■ SUPPLIED RECORDS
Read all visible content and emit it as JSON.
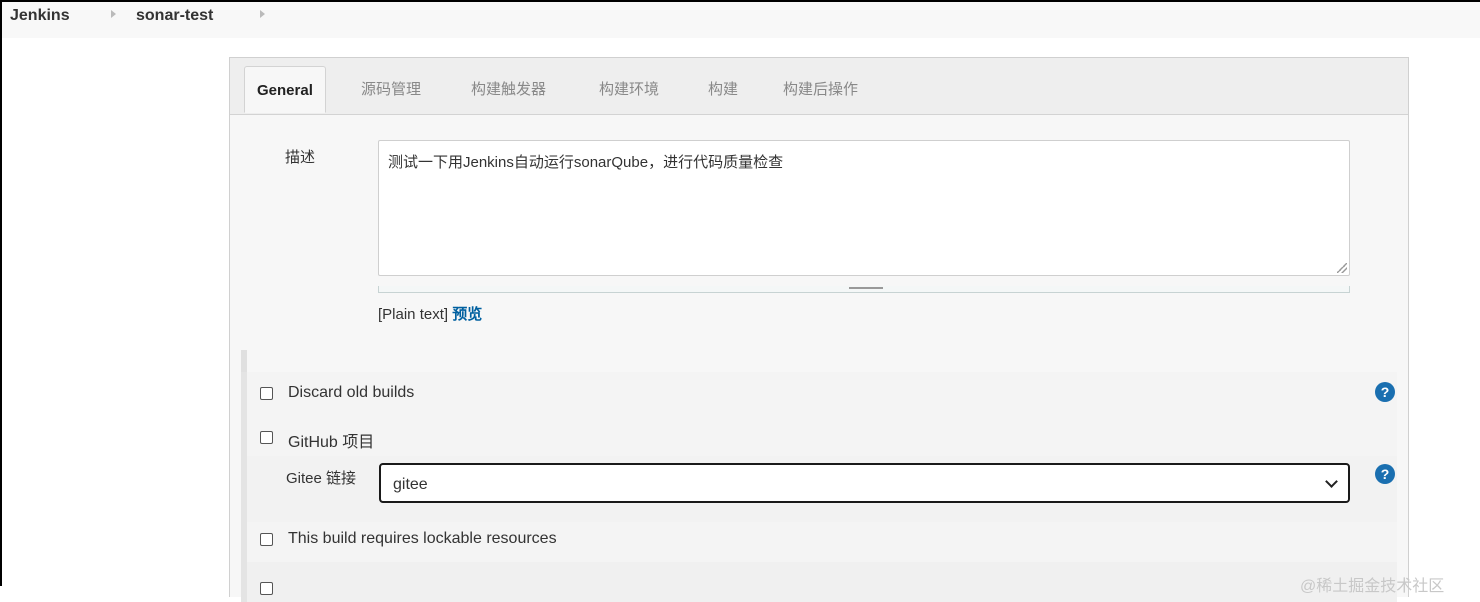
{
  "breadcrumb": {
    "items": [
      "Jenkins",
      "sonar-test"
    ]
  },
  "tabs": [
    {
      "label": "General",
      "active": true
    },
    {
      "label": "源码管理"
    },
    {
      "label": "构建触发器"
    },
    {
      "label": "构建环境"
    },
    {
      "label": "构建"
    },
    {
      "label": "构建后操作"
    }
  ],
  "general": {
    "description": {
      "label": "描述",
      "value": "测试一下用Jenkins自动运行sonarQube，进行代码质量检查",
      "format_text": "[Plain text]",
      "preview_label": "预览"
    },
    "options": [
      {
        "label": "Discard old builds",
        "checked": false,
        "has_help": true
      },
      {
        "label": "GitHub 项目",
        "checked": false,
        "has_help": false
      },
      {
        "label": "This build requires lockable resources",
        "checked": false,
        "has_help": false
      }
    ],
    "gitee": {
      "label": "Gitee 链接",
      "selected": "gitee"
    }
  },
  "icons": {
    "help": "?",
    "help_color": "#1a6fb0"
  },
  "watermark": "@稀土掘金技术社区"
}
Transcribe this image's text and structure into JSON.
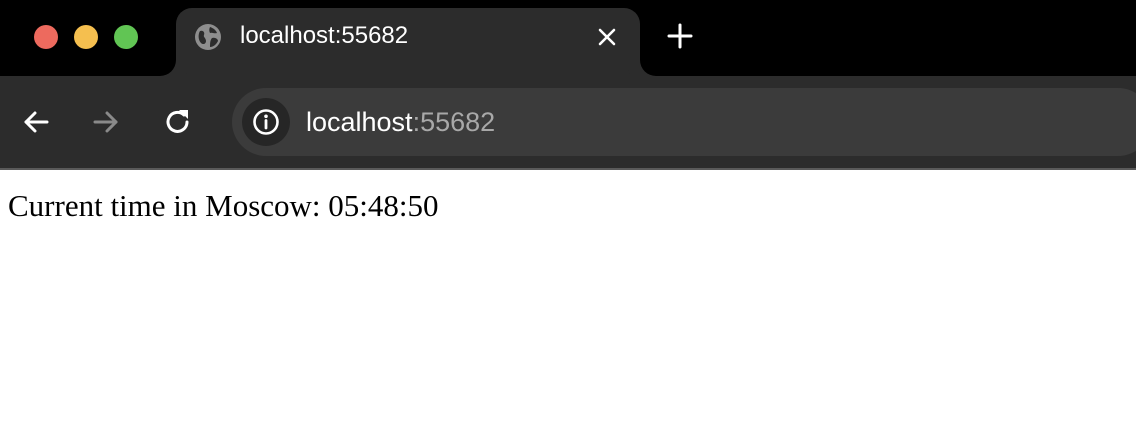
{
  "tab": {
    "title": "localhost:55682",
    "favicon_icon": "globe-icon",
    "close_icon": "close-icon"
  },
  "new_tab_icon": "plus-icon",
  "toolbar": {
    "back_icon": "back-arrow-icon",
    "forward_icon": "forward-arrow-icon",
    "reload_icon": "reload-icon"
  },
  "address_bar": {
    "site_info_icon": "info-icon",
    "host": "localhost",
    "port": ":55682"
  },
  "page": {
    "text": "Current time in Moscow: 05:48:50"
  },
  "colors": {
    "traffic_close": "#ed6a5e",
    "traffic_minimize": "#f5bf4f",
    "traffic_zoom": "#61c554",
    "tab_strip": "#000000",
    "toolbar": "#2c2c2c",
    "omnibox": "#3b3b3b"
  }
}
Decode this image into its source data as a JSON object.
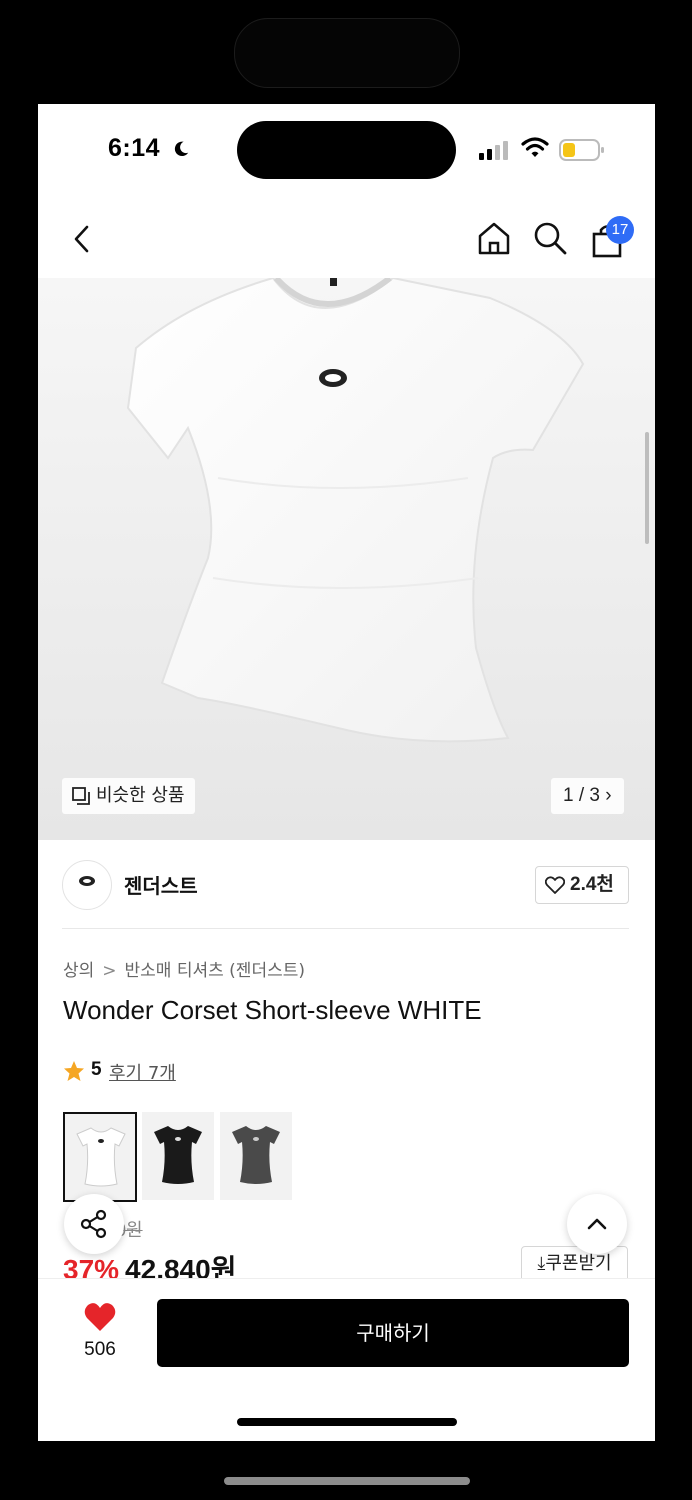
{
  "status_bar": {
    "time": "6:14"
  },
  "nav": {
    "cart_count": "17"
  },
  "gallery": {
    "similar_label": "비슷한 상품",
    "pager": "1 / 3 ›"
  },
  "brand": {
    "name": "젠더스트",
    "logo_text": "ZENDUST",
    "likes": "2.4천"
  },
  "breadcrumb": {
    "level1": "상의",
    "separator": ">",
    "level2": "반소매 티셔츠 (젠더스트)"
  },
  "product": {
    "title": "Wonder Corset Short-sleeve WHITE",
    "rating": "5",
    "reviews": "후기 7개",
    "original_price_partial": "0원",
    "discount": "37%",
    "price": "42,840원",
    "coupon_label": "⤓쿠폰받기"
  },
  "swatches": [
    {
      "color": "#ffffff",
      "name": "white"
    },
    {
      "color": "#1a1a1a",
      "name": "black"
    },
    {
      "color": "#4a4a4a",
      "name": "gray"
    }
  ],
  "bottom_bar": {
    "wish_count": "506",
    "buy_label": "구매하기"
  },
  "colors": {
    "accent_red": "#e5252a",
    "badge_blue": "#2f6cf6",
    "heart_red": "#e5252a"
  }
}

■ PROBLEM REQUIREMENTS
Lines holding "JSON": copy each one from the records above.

■ SOLUTION
Read all visible content and emit it as JSON.
Transcribe this image's text and structure into JSON.
Decode this image into its source data as a JSON object.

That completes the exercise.